Last night was the first official event of the IPRC Certificate term– a meet and greet with readings by some of the instructors in the poetry, fiction/nonfiction, and comics tracks. (Aww, I typed “meet and great” by mistake!)
I had cleverly arranged to eat dinner with Sanguinity and LeBoyfriend just down the block at the Thai Peacock. I like that place! Dinner was a thank-you to LeB for caring for the dog and garden while Sang and I went to Colorado; Sang presented him with a small bag of garden tomatoes which had finally turned red just this week. (And it’s an early variety!)
After dinner I still had half an hour to kill at Powell’s before turning up at the IPRC. I cruised through the YA section, which was as always full of books I’ve been meaning to read (Gimme a Call and Will Grayson, Will Grayson among others) and wound up at the Nobel Prize for Literature shelf. Somewhere this week I ran across a blog that’s two people corresponding about reading Nobel authors. Like them, I have never or barely heard of most of the winners, and want to read more of their books. I’ll try to remember to check the Nobel list as I continue my Alphabet Reading project. (Up to O, as soon as I’m done with Speak, Memory and an E. Nesbit and The Time-Traveler’s Wife!)
Over at the IPRC when I got there, a card table was set up in the hall with a muslin bag for each of us students. The bag contained a nametag, paperwork about the certificate program and accompanying IPRC membership, and a perfect-bound journal made in-house by an IPRC intern! Sweet! A tour was just starting as I arrived, so I tagged along even though I think I’ve had two or three tours already at various times. Amy the volunteer had a pitch-perfect tour-guide air– not quite hauteur, but definitely guiding and presenting each room while dressed in vintage wool. There’s so much style at the IPRC. And not a cat-sweatshirt lady writer to be seen! You guys, I have a two-year membership there now. :)
I actually suck at meeting and greeting, so I had an awkward period of drifting around, trying the wheat-free Newman’s Oreologues, and holding up the wall. Judging from the nametags, poetry and comics tracks had the best turn-out, and since there are two fiction/nonfiction sections I still don’t know if I saw anyone who will be in my class on Mondays.
It was hot and muggy up there, but we all crowded into a room borrowed from the ILWU (union of the employees of Powell’s Books!) for the reading. B.T. Shaw read poetry– I especially liked a piece she said she’d read only once or twice before. It kept flipping perspectives from a family’s poppy garden, to the father (“Poppy”) and grandfather, to the act of writing about this (using the names of computer keys as commentary). She threw in some short funny poems, too.
Kevin Sampsell represented the fiction/nonfiction team.
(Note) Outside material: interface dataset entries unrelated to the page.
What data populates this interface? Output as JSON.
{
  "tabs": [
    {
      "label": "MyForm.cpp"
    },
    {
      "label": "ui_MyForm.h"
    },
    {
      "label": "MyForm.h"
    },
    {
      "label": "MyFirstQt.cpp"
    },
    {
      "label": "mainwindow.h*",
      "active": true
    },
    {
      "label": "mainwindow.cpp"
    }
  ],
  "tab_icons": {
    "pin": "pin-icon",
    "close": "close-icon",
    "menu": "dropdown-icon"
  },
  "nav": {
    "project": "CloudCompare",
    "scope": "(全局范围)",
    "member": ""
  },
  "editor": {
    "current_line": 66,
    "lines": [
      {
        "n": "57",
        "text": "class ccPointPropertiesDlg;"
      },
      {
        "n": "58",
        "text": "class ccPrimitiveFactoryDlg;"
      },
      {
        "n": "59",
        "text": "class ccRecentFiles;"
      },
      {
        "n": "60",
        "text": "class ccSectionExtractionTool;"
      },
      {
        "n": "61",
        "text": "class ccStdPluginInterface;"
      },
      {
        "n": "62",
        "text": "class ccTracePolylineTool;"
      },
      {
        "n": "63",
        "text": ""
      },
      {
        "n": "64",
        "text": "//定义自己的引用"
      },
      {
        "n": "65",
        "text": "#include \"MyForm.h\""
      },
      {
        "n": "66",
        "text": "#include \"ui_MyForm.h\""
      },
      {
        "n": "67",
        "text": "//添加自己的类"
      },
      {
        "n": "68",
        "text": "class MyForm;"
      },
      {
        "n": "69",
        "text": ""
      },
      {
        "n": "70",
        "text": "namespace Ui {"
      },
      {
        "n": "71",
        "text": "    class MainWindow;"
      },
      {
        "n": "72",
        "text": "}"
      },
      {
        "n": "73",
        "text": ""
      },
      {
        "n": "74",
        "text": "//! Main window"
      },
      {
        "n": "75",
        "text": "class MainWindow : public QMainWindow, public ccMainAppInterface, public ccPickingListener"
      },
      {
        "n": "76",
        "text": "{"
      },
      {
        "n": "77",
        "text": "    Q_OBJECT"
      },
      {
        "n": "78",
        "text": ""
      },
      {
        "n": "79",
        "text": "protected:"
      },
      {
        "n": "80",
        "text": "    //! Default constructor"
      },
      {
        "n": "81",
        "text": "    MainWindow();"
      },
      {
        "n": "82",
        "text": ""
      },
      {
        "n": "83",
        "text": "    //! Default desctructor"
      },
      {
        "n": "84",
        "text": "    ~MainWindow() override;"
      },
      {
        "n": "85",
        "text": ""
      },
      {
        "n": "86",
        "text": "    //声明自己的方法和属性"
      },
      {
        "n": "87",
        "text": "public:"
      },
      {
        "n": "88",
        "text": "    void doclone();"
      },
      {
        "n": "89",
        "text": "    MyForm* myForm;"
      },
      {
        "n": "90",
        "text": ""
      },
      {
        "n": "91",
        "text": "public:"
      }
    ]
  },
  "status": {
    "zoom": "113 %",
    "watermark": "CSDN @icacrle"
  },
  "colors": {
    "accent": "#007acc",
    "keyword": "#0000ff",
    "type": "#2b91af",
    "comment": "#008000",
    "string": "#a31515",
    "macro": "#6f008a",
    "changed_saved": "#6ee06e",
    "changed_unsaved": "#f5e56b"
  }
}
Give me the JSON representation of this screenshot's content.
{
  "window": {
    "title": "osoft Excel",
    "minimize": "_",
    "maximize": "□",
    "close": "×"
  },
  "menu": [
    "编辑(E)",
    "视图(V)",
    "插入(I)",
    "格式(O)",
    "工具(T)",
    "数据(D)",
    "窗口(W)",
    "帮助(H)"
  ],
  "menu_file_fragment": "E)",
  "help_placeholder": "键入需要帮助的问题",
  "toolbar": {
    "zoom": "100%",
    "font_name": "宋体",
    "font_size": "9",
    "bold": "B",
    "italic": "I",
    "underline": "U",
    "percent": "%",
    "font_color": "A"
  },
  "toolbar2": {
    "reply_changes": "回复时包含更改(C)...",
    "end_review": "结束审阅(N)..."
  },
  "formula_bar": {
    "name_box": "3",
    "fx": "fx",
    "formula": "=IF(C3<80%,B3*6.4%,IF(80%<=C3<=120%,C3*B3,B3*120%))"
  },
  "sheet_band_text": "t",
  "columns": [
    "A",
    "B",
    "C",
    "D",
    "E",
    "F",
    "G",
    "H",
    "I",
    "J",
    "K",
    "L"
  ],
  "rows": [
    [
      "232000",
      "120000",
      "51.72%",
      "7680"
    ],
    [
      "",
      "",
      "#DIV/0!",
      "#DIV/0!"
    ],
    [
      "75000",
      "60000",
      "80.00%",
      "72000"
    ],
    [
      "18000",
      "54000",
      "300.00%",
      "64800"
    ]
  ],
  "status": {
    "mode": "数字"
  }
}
There is no Portland Hipster more venerable than Kevin Sampsell, and I say that with total admiration. (He runs the small press section at Powell’s as well as an indie press that’s having its 20th birthday this year.) He read from his memoir A Common Pornography— it made a splash in Willamette Week and so on when it came out earlier this year, but I hadn’t heard or read any excerpts yet. It’s good and I’m definitely going to get my hands on a copy and read it! He also read from a new novel MS, similar in format and tone to the memoir.
Shannon Wheeler read last–or rather, talked, and showed his sketchbooks and cartoons on a screen. He had just been to New Orleans with two dozen writers, artists, environmental journalists, and others to witness and document the Gulf oil spill. I could see how what he’d seen and what he had to say were just bursting out of him– he’s collaborating on a graphic novel, figuring it out as he goes. It was inspiring to see that passion, but also my chair was hard and it was almost 9:00, when I was supposed to meet Sang back at Powell’s for a ride home. I hope I’ll get to hear him again without the time crunch sometime. He’s getting cartooons into the New Yorker, which he says likes to get TEN CARTOONS A WEEK from contributors so they can really work with the cartoonists and develop a stable of regulars. Man, that must be a lot of work.
It was a long day, but I left looking forward to workshop this afternoon. I rode home with Sang and she let me unwind with a little Plants vs. Zombies on her computer while she knitted a hat for our neighbor’s baby shower this afternoon. Now I’m going for a run– nice not to have to get in in early before the heat anymore!–and before I know it will climb on a bus to head for the IPRC again.